You know I’ve never stopped to really examine just how much I really like single screen platformers. In my mind it is easy to dismiss the “genre” since I got more than my fill of it during the Atari 2600 days. But later games such as Bubble Bobble, Snow Bros. and even Joe & Mac Returns really brought the genre into the modern era kicking and screaming. Where these games largely disappeared on consoles they still flourished in the arcade with the occasional console port. Taito’s Don Doko Don is a game I only learned of in recent years and have grown to love since then. Don’t let the similarities to Bubble Bobble fool you, Don Doko Don can stand on its own and is excellent.
You can’t really blame Taito for using their Bubble Bobble blueprint when creating Don Doko Don. The two games are near identical in gameplay with a few exceptions. Bob and Jim don’t blow bubbles but instead use mallets to flatten enemies. Once pancaked you can pick them up and toss them at a wall or their friends to take them out. It’s actually kind of funny in that you can pick up three or four at once and chuck them simultaneously. If you wait too long flattened enemies will get regain consciousness which is similar to the bubbles bursting in BB. Although the mallet is your only weapon it can also be used to destroy parts of the environment which will topple and crush anything below (hint, hint).
Defeated enemies drop fruit for points while random power-ups spawn in the center of the screen.

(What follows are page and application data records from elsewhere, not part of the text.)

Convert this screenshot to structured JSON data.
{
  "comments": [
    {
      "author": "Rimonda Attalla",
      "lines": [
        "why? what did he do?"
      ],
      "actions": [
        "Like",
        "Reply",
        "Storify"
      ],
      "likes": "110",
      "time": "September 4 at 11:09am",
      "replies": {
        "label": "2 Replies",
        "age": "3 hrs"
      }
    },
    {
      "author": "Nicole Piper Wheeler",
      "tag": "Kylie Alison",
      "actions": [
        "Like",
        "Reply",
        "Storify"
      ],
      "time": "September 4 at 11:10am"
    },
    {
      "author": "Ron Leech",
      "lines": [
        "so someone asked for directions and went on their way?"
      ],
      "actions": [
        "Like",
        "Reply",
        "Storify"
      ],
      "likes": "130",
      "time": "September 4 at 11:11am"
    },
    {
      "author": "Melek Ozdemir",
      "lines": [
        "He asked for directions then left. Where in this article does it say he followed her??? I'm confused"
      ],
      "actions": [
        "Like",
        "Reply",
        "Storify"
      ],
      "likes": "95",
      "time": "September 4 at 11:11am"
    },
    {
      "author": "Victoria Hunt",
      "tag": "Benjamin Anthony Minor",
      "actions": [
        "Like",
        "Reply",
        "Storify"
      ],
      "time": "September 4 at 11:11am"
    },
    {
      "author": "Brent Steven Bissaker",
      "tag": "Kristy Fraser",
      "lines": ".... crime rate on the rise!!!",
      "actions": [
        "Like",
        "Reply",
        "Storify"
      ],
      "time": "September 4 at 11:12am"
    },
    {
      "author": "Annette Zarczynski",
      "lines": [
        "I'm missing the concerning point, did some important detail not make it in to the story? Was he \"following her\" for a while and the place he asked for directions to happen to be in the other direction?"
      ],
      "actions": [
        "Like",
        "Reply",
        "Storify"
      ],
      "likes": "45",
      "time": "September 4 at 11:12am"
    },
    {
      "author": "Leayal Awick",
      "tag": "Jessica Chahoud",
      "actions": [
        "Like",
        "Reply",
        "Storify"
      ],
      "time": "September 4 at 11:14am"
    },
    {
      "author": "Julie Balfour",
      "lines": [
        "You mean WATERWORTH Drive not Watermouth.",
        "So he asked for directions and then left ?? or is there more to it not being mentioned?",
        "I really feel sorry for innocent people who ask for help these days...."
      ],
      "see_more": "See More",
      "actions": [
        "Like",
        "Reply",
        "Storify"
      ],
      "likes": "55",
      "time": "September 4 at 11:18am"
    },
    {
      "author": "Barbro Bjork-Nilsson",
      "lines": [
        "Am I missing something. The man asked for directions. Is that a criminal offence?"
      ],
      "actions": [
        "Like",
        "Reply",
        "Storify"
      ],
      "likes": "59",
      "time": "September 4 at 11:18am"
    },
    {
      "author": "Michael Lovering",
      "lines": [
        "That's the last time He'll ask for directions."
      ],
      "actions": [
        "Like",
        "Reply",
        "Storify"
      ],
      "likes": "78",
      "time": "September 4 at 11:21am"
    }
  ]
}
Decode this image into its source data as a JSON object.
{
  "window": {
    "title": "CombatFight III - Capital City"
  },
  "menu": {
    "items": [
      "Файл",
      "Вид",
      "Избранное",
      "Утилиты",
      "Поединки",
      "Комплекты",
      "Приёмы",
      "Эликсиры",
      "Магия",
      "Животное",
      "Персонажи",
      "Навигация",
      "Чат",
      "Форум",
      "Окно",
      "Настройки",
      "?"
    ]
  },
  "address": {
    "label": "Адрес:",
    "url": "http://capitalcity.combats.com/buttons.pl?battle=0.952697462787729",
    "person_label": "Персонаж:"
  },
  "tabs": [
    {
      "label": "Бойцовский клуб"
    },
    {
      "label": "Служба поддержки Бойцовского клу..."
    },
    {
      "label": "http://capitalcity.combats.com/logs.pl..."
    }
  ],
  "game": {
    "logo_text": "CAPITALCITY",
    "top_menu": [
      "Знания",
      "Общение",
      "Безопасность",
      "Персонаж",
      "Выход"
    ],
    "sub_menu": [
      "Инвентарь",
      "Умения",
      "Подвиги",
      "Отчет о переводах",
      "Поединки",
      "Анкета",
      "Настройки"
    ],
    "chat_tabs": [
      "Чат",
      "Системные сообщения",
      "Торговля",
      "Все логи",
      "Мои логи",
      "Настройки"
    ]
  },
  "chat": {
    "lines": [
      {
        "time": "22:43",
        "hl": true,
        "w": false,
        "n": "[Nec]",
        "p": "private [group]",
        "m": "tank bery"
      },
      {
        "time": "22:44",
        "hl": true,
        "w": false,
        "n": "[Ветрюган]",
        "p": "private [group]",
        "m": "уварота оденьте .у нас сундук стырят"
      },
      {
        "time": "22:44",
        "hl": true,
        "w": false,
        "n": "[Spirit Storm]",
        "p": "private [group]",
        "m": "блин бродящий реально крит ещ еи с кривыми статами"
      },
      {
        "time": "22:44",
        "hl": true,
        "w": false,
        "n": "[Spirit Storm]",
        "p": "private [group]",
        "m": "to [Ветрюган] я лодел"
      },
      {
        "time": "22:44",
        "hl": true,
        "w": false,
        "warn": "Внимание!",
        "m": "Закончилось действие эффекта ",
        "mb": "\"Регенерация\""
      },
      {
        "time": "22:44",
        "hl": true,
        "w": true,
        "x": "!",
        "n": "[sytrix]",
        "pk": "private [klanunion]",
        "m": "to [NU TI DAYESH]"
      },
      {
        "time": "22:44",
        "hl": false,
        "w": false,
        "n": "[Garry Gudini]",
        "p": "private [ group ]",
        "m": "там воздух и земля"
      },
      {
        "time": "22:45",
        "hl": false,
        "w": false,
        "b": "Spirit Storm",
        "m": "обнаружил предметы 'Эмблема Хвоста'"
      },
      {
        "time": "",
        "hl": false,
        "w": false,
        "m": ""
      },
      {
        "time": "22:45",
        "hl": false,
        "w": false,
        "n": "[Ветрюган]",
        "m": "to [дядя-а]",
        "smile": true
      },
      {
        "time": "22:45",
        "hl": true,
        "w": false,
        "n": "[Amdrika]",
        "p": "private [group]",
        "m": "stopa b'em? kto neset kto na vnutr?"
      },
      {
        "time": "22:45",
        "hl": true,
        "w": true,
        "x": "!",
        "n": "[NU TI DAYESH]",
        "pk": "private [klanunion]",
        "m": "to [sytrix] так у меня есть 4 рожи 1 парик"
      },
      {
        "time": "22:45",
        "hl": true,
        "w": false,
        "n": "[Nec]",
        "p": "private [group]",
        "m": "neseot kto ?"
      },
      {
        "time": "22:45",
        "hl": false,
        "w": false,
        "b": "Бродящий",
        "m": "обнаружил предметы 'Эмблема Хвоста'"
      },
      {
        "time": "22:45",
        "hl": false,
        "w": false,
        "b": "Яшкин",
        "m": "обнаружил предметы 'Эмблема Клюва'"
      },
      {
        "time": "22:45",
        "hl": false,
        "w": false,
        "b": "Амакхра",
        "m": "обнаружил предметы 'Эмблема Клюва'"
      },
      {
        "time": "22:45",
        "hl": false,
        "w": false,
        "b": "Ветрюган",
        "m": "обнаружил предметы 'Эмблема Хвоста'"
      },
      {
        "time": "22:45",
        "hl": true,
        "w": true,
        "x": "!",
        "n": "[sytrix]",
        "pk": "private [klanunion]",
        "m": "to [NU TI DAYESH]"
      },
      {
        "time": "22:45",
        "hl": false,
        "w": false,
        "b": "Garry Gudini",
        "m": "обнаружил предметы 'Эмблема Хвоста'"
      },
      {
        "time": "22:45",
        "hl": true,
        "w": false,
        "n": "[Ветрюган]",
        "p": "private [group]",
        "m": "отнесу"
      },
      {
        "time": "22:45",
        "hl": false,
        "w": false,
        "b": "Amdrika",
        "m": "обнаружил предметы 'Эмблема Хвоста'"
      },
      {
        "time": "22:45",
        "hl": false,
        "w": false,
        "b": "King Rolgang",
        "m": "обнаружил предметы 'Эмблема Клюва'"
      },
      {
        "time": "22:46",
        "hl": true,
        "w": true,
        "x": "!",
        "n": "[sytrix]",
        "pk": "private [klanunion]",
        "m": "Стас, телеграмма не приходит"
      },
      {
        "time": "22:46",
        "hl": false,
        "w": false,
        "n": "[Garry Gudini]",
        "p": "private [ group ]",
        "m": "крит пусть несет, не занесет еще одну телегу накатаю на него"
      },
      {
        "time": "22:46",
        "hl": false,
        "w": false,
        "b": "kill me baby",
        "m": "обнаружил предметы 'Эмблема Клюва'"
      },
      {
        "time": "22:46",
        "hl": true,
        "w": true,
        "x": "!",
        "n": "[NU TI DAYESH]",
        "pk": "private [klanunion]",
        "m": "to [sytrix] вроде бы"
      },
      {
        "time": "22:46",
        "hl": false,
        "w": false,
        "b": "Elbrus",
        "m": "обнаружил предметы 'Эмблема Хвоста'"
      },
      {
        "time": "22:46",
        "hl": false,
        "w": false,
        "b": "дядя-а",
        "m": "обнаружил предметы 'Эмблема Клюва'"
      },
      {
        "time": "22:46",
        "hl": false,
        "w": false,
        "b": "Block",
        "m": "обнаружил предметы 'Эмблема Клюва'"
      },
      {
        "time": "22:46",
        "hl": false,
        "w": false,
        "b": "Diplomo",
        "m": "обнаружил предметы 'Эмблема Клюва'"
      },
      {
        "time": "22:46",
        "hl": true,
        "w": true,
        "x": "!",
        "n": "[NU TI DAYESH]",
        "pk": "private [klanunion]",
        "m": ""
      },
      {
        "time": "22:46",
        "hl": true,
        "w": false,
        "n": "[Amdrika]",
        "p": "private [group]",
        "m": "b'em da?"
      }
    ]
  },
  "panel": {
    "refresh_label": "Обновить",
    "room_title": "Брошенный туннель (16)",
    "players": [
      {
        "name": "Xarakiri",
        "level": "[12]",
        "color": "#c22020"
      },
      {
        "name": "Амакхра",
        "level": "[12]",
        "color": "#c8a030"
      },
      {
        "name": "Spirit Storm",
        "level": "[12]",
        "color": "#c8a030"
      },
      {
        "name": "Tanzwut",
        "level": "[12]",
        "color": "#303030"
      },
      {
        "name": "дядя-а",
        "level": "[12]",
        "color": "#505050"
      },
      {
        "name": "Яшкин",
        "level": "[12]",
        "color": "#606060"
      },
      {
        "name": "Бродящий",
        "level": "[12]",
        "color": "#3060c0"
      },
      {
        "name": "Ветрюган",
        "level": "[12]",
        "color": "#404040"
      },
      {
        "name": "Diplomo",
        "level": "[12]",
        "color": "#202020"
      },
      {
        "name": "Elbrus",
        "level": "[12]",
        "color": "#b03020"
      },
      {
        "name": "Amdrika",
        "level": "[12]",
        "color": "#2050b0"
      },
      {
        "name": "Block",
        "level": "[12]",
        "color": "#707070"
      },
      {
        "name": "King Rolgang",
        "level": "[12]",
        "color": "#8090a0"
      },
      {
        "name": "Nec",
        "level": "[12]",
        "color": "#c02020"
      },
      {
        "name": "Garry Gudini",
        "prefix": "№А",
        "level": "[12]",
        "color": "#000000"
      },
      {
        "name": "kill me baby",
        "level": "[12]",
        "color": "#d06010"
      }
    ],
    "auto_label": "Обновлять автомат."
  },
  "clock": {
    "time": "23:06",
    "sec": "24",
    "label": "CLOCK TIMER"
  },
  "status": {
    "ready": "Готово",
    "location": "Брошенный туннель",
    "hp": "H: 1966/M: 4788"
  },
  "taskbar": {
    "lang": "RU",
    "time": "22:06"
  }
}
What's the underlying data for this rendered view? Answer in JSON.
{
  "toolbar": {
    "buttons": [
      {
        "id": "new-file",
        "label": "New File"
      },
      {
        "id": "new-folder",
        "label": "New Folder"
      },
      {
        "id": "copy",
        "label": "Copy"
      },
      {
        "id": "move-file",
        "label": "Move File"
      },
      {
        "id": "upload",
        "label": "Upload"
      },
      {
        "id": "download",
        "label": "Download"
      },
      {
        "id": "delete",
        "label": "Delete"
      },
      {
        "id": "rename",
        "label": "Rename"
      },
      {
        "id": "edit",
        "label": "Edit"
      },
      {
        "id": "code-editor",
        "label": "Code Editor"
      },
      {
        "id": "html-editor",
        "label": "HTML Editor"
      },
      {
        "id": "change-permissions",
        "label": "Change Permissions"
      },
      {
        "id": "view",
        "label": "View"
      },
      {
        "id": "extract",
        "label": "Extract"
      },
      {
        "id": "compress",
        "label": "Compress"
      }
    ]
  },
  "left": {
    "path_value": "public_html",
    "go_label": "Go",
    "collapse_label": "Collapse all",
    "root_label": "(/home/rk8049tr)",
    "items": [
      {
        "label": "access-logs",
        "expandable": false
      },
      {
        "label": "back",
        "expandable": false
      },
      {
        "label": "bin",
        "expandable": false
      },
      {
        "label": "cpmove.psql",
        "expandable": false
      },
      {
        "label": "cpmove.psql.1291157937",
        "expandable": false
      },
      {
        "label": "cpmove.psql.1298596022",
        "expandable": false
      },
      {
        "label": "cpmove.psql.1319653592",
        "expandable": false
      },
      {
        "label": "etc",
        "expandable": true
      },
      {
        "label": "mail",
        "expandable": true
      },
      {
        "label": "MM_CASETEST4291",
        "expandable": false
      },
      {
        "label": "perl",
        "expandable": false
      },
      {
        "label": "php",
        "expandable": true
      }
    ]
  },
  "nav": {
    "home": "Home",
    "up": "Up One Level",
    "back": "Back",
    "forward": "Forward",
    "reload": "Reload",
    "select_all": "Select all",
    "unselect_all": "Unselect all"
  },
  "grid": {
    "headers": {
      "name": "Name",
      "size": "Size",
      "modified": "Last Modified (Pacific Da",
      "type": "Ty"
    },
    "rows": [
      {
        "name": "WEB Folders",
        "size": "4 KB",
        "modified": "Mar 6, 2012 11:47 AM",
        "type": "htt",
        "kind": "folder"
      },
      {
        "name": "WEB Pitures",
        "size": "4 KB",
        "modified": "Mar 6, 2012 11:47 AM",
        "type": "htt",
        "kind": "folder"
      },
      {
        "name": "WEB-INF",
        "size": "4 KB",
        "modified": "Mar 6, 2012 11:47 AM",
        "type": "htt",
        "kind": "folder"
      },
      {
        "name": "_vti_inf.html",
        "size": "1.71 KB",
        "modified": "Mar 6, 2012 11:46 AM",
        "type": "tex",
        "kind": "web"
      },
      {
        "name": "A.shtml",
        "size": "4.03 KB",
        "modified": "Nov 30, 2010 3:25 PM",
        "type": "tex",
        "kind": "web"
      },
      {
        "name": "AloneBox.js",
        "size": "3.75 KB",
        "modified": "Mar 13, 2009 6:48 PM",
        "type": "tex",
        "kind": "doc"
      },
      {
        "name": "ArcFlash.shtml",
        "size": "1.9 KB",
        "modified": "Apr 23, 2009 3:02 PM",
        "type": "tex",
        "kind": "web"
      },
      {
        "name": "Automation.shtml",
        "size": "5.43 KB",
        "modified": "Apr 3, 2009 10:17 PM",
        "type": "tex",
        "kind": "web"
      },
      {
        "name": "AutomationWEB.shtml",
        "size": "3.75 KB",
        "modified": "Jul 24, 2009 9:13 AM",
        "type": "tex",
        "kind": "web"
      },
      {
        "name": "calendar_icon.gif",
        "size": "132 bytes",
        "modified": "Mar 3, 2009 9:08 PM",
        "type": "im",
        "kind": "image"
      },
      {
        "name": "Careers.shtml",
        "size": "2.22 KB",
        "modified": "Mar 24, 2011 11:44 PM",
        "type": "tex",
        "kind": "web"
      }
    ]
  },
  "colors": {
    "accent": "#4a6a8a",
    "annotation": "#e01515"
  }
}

The list is far smaller than Bubble Bobble unfortunately but no less potent. Potions will increase your movement speed and power. Power is actually a useful stat as it allows you to throw enemies through walls and multiple objects in one toss. The different hammers don’t show up until later, which kill enemies in one hit or allow you to toss them for some ranged attacks. The Book of death stops time and kills all enemies and surprisingly crops up often. The book of Smash will flatten everything on screen for a short while. One last element from Bubble Bobble has carried over; there is an invisible timer and if you take too long a winged imp arrives and seeks you out. It’s easier to avoid him here since he moves in a figure eight pattern but is no less nerve wracking once you hear that sound.
Since the brothers don’t have the power set of their contemporaries or the variety in power-ups the game has to impress through strong level design, which it has in spades. The game has a rich cast of enemies that changes every few stages. That’s long enough to introduce their special attacks than place them in uniquely laid out rooms that will see you rubbing up against the invisible clock frequently before moving on. That it managed to keep up this pace on excellent fashion right up to its conclusion is a rare sight. As much as I wish there were a few more items s o you weren’t stuck with the stock hammer the varied level design made it a non factor since I was still having fun.
Because the levels are less gimmicky than in similar titles Don Doko Don is easier and moves at a faster clip. There are many levels that provide the all powerful book from the start that eliminates all enemies in one swipe. It’s not uncommon to wipe out every enemy with a well placed throw either. Not that I’m complaining; I’ll take this over bullshit like stage 58 in bubble bobble any day. The boss battles are the only real source of frustration in my opinion. You would not expect such large and stationary creatures to pose much of a threat but the time limit is short and the game isn’t very forthcoming with extra lives. You can still zerg it but what self respecting gamer enjoys doing that?
Don Doko Don follows a similar structure to Capcom’s Snow Bros with 5 worlds consisting of 9 single screen levels followed by a boss battle. While I do somewhat miss the content overload of having 100 levels 50 is more than adequate and from a pacing perspective better. Sometimes less is better as the game does not overstay its welcome. For those that want more there is an alternate path after the first world that leads to the Reverse World, another set of 50 levels. Not that I want to get your hopes up to much but these are simply arrangements of the main game but at least there is an alternate ending for your trouble.
Don Doko Don turned out to be a pleasant surprise. I’ll be the first to admit that if I had seen that box art in Toys R Us back in the day I wouldn’t have given it the time of the day. I probably also ate glue back then so that shows what I know. I had never even heard of the original arcade game so I came to this blind. What I found was a game similar to many beloved classics yet unique enough to stand on its own. Platforming fans have another one to add to the list.